## WORK REQUIRED
Read the data below. Every line holding the string "tagline" must be copied.

## App and web page records
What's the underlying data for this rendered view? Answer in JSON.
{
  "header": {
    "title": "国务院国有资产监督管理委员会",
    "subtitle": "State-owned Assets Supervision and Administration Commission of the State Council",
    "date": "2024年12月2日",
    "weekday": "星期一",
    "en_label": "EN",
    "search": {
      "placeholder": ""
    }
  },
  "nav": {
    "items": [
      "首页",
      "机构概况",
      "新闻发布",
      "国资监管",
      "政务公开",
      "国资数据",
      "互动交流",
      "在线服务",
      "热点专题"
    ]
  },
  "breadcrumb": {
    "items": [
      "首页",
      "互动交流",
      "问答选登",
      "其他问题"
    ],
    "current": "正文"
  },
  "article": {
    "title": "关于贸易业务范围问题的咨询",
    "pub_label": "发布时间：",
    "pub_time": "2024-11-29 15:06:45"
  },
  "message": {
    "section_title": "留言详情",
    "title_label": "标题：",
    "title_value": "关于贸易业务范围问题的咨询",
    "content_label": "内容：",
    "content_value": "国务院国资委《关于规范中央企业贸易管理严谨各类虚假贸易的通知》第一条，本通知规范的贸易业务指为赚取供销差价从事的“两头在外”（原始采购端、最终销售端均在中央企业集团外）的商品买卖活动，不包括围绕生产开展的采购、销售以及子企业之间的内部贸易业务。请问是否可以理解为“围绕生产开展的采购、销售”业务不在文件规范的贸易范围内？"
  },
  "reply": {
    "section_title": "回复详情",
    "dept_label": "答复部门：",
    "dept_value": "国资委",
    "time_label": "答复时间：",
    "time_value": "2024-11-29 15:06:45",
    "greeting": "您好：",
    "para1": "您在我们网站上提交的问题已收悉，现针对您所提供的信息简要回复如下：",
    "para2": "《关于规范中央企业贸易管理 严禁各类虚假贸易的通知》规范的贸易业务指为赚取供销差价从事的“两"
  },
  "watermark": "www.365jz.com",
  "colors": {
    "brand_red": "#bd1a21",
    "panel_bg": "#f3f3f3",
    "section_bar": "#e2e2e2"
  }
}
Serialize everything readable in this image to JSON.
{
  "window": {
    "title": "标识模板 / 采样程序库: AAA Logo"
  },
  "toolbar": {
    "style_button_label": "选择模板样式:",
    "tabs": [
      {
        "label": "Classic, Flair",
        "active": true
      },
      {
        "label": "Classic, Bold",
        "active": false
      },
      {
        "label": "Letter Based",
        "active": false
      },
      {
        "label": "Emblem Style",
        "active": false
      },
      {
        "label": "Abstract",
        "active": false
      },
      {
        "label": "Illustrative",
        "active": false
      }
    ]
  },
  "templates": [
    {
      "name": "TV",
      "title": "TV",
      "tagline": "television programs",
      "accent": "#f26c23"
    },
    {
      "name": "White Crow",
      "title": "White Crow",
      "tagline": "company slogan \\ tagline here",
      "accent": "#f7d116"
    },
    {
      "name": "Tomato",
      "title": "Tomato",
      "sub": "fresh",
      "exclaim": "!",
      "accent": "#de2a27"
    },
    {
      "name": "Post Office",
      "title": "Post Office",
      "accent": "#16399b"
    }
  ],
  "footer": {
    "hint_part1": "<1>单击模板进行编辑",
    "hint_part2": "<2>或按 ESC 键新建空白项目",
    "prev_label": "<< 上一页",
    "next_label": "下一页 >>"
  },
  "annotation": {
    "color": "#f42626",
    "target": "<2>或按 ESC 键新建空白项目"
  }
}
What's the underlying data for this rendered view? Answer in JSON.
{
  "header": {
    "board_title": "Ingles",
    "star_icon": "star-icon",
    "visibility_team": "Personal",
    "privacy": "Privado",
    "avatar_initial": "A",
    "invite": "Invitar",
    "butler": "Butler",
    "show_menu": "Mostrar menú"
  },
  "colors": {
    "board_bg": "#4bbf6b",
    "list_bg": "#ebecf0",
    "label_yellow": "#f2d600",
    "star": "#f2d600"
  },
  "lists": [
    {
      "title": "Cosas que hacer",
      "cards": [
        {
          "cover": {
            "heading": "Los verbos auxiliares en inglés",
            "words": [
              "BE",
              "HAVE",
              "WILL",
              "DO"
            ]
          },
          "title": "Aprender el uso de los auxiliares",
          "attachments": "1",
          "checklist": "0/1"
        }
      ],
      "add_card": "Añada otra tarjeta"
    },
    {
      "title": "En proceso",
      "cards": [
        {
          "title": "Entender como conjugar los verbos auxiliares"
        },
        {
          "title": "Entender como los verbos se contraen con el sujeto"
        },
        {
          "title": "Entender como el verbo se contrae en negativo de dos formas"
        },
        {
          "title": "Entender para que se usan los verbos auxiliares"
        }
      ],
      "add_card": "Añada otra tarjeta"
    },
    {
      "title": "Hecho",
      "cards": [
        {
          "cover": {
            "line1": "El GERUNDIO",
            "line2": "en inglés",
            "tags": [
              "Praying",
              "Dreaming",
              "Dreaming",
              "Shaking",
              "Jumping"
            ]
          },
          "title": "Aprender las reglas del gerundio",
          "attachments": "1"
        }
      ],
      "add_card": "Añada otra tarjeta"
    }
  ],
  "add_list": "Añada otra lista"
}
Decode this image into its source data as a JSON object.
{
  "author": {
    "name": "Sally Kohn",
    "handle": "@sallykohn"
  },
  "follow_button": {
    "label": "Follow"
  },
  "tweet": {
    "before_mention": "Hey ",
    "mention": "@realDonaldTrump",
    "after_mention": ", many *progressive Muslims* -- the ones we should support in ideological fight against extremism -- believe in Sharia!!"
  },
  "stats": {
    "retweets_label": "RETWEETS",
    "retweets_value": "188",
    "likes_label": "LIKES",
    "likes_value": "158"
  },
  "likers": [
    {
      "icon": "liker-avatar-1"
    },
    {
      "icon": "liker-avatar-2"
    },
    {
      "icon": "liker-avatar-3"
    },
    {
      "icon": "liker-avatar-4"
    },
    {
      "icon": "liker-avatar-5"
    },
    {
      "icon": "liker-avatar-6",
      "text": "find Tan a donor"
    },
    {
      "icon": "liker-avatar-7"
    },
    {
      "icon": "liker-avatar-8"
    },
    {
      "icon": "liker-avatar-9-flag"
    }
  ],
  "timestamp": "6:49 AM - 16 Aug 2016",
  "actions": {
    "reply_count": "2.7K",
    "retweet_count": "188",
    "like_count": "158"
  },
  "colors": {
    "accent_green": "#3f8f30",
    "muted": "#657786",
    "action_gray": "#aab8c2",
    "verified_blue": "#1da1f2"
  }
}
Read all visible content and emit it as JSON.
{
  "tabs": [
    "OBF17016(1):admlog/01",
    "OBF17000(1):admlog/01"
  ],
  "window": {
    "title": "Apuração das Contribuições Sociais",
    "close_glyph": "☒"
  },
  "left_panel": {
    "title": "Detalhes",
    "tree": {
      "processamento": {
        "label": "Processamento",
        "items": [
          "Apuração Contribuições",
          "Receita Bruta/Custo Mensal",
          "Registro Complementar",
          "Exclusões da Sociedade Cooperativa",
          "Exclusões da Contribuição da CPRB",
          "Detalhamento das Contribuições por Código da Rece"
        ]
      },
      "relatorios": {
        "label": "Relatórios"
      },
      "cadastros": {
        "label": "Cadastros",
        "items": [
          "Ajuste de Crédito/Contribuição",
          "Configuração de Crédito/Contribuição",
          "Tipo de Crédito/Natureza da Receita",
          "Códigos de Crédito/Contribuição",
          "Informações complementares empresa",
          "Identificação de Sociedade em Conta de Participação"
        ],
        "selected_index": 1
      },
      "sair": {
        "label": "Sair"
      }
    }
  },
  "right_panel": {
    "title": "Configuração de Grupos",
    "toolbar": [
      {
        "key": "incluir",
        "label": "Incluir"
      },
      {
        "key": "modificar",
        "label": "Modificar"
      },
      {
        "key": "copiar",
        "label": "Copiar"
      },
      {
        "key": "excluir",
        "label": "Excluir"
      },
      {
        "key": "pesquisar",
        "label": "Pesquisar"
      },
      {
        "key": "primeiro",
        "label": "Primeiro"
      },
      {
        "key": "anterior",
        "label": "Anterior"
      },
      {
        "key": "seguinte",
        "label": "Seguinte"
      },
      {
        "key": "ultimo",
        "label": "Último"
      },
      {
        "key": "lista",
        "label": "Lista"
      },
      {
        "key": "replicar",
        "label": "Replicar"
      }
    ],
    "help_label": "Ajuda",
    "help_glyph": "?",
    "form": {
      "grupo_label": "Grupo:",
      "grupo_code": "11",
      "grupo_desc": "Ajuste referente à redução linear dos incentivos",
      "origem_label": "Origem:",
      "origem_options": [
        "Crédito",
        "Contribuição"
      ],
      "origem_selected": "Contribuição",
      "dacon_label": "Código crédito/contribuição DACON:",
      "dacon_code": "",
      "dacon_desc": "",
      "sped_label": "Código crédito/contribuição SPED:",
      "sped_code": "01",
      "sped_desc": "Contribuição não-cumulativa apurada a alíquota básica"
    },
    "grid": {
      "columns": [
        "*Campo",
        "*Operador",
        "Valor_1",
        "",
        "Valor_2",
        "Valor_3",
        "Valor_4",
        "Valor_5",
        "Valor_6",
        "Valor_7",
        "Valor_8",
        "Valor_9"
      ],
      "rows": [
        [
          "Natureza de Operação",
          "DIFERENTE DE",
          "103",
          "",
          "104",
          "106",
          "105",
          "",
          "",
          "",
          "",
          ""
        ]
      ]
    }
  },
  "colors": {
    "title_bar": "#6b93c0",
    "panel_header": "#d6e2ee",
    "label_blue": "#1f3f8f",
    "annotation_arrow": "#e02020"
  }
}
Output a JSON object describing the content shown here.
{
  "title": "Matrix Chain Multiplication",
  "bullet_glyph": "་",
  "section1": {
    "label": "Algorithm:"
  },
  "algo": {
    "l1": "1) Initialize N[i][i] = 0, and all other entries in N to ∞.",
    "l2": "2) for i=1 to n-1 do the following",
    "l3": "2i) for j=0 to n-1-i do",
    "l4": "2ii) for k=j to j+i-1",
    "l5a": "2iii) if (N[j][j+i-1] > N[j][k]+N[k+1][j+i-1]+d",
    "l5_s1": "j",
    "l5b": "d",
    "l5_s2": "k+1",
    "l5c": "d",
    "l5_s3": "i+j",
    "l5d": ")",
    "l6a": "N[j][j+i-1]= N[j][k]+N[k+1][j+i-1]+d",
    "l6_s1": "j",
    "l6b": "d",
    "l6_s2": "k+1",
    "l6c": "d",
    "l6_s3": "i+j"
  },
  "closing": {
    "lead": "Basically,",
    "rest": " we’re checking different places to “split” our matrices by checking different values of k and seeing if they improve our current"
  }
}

## EXERCISE SOLUTION
      "tagline": "television programs",
      "tagline": "company slogan \\ tagline here",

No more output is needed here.